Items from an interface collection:
--- START ---
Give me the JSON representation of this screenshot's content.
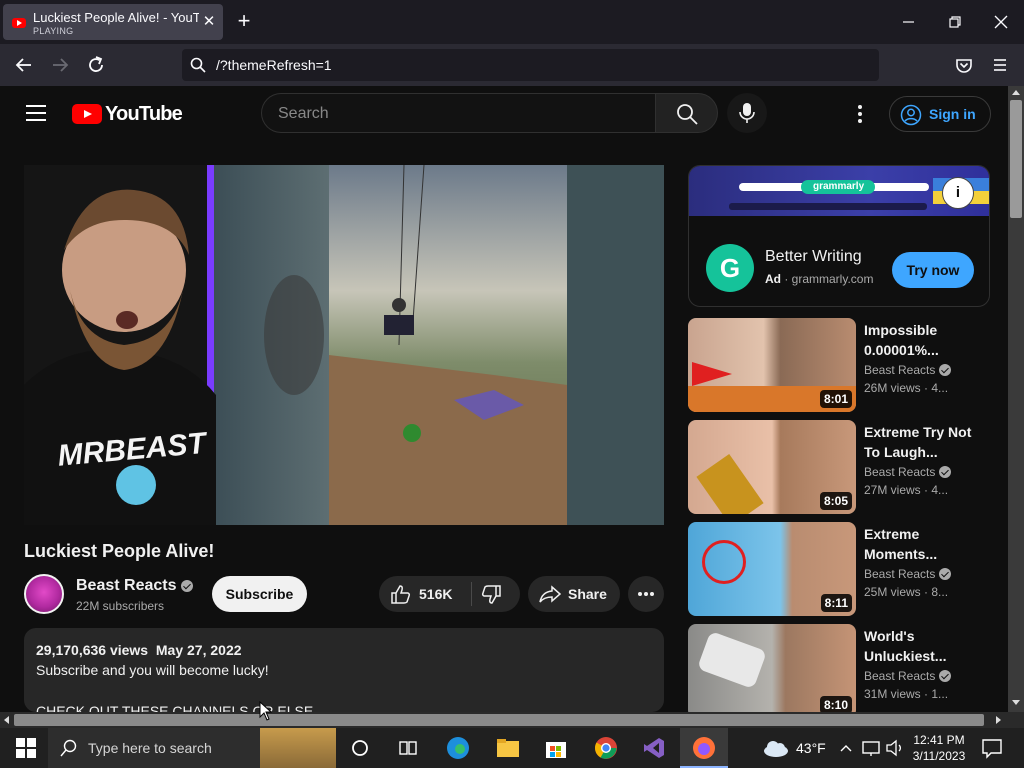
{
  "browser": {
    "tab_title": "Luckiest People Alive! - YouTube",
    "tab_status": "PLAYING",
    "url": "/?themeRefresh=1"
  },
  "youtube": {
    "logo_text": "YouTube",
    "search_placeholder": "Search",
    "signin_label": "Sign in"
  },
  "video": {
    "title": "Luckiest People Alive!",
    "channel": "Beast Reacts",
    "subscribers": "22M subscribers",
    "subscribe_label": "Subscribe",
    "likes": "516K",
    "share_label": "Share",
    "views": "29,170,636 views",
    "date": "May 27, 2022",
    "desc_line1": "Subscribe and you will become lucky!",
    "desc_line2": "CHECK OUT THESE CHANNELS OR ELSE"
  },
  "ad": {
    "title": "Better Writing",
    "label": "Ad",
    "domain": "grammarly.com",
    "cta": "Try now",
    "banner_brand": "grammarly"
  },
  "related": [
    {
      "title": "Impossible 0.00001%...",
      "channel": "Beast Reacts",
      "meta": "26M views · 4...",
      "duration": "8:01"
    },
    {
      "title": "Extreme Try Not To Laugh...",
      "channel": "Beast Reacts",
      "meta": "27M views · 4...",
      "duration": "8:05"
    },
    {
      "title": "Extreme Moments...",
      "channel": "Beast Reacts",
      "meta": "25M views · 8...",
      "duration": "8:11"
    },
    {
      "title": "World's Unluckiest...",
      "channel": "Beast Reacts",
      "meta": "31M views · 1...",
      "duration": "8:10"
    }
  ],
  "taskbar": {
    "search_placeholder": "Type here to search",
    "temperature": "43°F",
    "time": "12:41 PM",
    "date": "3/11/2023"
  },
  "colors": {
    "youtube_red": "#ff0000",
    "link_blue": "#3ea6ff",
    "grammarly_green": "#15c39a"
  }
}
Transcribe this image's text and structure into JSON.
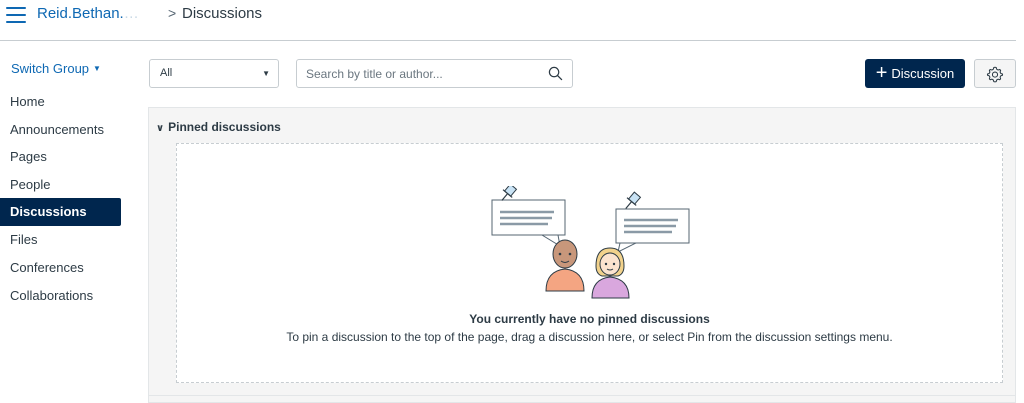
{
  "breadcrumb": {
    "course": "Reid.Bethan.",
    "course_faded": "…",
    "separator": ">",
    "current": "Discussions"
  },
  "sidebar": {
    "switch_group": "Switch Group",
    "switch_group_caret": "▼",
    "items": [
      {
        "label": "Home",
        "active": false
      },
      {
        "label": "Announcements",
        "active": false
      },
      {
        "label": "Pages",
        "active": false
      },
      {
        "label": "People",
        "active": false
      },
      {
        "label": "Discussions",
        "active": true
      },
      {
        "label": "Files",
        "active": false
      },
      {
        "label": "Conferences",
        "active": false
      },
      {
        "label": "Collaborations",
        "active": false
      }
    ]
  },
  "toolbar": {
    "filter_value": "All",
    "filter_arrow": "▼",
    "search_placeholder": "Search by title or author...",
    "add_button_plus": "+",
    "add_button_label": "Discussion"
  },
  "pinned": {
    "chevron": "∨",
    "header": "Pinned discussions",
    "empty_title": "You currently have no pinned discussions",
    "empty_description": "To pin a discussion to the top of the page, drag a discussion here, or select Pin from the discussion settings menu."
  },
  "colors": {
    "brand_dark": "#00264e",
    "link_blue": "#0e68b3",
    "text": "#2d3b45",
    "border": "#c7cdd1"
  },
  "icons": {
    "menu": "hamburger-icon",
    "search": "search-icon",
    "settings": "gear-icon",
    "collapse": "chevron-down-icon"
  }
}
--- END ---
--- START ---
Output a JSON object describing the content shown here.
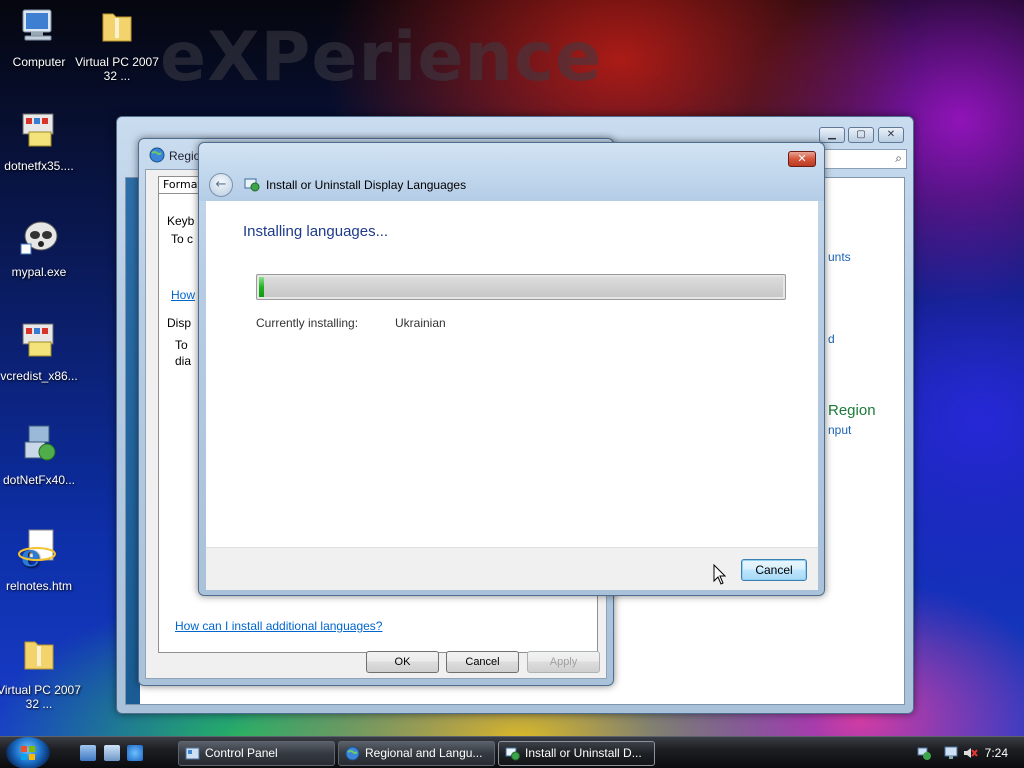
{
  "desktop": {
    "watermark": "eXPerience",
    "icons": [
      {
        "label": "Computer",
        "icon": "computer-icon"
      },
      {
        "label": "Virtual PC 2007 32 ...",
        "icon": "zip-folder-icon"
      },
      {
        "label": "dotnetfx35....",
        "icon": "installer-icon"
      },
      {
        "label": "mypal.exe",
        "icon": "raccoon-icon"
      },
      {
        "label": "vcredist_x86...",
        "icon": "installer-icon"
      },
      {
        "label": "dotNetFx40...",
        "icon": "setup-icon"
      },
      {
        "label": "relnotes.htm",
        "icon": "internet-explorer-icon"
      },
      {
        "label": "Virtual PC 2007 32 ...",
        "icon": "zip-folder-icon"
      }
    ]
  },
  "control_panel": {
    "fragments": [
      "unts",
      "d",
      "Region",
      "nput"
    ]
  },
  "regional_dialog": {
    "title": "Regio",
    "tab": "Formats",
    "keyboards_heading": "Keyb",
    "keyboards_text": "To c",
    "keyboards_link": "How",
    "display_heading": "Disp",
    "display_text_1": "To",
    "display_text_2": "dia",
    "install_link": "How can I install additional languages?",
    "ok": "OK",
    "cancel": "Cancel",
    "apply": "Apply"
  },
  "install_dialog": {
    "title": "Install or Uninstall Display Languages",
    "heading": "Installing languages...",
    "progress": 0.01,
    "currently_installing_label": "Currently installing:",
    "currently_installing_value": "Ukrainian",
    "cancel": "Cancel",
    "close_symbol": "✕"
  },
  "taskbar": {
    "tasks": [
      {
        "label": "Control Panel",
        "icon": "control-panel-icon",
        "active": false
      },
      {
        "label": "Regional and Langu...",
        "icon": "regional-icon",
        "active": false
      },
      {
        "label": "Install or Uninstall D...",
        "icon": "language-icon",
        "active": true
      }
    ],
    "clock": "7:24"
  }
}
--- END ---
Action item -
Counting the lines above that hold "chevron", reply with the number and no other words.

Solution to this task -
2